• _WHAT NEEDS TO BE DONE_: Total the lines of the listing below that hold the word "value". Output nothing except that number.

|---|

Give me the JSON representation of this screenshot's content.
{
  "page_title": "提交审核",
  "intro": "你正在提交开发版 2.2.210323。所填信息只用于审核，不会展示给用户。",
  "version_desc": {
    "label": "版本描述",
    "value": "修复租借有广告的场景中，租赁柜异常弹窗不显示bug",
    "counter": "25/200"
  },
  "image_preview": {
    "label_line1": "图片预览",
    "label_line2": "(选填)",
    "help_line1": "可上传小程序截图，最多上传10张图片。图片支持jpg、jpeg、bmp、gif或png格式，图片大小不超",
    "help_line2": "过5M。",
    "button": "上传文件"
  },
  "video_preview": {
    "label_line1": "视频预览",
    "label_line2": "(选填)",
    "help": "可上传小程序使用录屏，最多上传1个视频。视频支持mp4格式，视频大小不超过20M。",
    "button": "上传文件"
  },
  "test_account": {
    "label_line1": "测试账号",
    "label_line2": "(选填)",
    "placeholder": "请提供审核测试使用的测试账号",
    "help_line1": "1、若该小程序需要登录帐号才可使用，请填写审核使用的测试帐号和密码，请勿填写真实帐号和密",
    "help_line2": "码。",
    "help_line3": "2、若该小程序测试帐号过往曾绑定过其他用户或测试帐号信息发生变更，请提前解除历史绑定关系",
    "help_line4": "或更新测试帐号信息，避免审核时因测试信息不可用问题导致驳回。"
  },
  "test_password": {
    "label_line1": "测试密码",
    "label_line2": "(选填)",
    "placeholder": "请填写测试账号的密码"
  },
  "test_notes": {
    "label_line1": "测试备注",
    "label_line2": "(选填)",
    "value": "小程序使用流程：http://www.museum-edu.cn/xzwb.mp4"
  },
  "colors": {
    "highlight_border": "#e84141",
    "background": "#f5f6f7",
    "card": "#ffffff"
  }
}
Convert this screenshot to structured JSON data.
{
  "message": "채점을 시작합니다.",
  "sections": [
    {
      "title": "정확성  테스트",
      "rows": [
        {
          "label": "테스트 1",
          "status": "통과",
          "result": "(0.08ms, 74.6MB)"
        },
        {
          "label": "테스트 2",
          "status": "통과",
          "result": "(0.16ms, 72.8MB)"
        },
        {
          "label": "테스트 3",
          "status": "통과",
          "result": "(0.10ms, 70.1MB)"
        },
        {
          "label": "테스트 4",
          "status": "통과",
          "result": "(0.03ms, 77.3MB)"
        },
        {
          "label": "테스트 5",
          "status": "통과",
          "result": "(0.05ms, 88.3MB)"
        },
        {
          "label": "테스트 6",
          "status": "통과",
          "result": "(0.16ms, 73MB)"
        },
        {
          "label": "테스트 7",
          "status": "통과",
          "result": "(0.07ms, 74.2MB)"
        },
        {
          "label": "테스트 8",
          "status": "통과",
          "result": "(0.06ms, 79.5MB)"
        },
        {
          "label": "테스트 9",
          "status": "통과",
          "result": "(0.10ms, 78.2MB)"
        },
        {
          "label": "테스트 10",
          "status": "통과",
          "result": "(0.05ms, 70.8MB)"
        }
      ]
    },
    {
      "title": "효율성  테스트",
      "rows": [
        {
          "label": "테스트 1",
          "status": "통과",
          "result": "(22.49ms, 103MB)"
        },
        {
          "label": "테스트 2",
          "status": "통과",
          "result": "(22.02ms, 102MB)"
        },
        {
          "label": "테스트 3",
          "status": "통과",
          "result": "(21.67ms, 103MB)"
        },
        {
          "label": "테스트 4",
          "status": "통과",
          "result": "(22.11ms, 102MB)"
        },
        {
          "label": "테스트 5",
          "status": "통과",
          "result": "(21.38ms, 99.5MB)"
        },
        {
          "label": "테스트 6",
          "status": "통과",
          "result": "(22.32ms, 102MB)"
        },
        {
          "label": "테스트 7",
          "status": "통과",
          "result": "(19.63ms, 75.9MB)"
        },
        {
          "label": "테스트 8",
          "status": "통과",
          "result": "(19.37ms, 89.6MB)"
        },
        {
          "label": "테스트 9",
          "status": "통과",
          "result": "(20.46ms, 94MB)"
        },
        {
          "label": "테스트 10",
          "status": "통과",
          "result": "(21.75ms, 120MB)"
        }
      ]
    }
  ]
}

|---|

• _REPLY_: 2